The Rosh writes (Orchas Chaim 5:80), “Do not fail to
bring maaser to the collection center for the poor, for “a gift in
secret pacifies anger…” (Mishlei 21:14)
Regarding the obligation to tithe income from profits there
are several opinions. Some say it is from the Torah, some say it is rabbinical
and others hold that it has the force of a customary way to fulfill a mitzvah,
and such customs may not be violated unless there is a great need. Even
according to the opinion that it is a custom, once a person conducts himself
as custom requires, it is as though he has taken a vow to keep the custom.
With that, the obligation to tithe his income is reinforced by the Torah
obligation to keep vows. For that reason, it is appropriate that, when tithing
for the first time, a person should say that, in doing so, he is not making a
vow.

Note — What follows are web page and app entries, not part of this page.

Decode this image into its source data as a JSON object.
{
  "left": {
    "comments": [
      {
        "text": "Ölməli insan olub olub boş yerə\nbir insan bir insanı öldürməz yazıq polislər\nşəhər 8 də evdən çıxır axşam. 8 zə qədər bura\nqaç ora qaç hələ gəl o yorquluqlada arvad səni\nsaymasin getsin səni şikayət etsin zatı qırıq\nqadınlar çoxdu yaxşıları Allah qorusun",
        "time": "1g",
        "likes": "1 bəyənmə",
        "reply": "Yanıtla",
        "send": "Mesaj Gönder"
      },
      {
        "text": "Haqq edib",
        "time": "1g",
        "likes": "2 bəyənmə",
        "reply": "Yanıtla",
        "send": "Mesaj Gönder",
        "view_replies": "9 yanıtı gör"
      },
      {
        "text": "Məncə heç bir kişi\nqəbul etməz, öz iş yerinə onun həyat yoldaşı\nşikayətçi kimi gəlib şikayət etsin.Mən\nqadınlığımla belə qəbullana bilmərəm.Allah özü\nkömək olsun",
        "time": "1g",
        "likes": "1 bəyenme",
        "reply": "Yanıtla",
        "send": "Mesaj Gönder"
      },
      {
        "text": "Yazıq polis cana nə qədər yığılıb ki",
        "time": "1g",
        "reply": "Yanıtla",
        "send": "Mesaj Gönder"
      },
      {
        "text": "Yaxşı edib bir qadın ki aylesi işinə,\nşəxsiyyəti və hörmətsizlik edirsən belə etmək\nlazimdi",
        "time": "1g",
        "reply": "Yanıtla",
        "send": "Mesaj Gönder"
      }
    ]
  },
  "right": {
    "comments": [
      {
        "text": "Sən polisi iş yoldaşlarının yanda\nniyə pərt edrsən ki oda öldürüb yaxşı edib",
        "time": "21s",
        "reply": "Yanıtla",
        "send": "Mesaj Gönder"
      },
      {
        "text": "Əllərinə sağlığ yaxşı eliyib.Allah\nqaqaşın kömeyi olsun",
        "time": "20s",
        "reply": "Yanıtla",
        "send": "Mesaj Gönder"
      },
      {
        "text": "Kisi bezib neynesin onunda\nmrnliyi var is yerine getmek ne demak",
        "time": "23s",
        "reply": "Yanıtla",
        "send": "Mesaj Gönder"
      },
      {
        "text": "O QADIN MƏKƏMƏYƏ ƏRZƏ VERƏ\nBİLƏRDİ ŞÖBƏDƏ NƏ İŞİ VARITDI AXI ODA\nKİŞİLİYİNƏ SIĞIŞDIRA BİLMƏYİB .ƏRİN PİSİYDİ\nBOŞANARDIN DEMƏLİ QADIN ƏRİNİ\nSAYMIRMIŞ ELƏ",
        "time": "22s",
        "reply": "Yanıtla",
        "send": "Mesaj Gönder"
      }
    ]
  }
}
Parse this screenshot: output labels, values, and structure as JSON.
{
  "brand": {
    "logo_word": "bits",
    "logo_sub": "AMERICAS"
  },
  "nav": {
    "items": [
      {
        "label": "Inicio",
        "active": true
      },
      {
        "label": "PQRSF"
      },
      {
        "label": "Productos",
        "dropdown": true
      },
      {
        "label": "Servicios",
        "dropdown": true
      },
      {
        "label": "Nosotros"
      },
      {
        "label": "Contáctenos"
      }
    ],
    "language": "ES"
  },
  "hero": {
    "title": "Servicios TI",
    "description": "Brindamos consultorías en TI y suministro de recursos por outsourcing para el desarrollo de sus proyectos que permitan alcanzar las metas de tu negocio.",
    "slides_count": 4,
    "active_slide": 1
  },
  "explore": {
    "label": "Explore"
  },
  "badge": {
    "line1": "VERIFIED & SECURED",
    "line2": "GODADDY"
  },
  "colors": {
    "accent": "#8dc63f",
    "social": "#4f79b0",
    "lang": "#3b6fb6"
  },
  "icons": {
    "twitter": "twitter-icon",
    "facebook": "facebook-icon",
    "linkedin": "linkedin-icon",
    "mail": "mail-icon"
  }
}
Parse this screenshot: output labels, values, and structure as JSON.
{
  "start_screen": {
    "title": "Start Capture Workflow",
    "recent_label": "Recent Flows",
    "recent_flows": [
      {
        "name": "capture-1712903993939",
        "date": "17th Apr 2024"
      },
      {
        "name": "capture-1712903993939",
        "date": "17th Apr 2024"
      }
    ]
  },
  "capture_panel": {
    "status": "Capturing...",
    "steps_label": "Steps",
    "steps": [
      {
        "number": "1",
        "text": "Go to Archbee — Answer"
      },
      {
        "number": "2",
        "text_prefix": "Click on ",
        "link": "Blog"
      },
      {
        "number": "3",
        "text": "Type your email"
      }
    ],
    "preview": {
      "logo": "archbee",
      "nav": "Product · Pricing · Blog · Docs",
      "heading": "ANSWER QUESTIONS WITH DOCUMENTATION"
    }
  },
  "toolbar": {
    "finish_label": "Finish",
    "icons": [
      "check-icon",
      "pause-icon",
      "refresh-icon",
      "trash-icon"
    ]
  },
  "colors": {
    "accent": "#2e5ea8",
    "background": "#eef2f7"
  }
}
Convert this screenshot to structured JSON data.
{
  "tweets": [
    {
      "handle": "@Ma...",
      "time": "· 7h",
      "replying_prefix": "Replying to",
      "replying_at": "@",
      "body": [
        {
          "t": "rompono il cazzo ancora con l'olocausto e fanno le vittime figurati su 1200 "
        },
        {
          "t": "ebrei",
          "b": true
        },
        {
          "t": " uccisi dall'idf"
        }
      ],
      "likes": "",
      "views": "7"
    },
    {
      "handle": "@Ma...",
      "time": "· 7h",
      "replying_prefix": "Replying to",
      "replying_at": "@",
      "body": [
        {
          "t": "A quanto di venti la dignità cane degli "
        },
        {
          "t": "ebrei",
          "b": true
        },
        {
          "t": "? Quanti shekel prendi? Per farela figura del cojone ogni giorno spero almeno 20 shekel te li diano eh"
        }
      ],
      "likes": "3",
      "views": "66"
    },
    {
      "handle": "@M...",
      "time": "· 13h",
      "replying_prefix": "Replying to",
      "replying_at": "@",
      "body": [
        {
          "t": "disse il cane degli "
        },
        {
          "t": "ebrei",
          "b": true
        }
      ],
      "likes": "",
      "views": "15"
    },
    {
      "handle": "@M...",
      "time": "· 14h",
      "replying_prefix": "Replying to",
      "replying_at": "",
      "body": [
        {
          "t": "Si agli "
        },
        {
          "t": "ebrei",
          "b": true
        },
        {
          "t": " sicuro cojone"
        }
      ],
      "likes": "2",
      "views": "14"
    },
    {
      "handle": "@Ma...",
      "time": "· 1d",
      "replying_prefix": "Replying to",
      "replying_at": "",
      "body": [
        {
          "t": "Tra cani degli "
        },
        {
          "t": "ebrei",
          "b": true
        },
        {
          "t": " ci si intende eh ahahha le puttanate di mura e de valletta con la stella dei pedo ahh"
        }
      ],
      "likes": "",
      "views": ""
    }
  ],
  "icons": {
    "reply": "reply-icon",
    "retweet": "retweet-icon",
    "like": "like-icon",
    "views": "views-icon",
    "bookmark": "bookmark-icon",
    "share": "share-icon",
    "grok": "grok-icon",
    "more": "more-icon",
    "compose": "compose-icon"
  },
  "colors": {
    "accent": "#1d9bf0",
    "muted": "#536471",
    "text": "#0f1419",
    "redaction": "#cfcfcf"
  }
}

Tosphos, in parshas Vayeitzei, cite a midrash that Yaakov Avinu is the
one who established that income should be tithed: “And all that you give
me I will tithe to You.” (Bereishis 28:22)
Even though, in all mitzvos, it is forbidden to test G-d,
as it is written, “Do not test the L-rd your G-d.” (Devarim. 6:16), it is
permitted to test G-d by tithing income: Bring all the tithes into the
storehouse, so that there may be food in my house, and put me to the test with
that, says the L-rd of hosts, if I will not open for you the windows of
heaven, and pour out for you immeasurable blessing. (Malachi 3:10) Most poskim
hold that the permission to test G-d applies to tithing of money and giving
charity as well as tithing of grains. Nevertheless, the test only applies to
the acquisition of wealth. To test G-d for the sake of any other benefit, such
as the recovery of a child from illness, is forbidden. The promise of wealth
only applies when the tithe is made on the condition of receiving wealth and
with absolute faith that G-d will keep his promise. Nevertheless, the Matteh
Ephraim writes that if a person sees that he is not becoming wealthy, he
should know that G-d knows that that is what is best for him. [In addition, it
seems to me that that there is no promise that a person who tithes his income
will become wealthy right away. It might take a long time. This explains why
the poor are exempt from tithing their income, even though it carries a
promise of wealth and would not, it seems, make them poorer: they need the
money to support themselves now, and the promise of wealth may not be
fulfilled for a long time.]
The obligation to tithe income derives from the mitzvah of
tzedakah, so when a person tithes his income, he fulfills the mitzvah of
tzedakah. How much tzedakah should a person give? If he is wealthy enough,
should give as much as the poor require, even if it means giving away even
more than a fifth of his income. Otherwise, the mitzvah is fulfilled in the
best way by giving one fifth of one’s income. One-tenth is also acceptable.
Less than that is considered stingy. A person should not ordinarily give more
than one-fifth of his income lest he, himself, become impoverished.
Nevertheless, the Chafetz Chaim in his sefer Ahavas Chesed lists
the circumstances in which he may give more:
When it will save a life.
When there are poor people in his community.
When a person is so wealthy that there is no danger of his
becoming impoverished by giving charity.
If he has a source of regular and reliable income.
To support Torah study. Because he has a portion in it, he
is considered like a partner.
A person who, in any case, spends a great deal of money on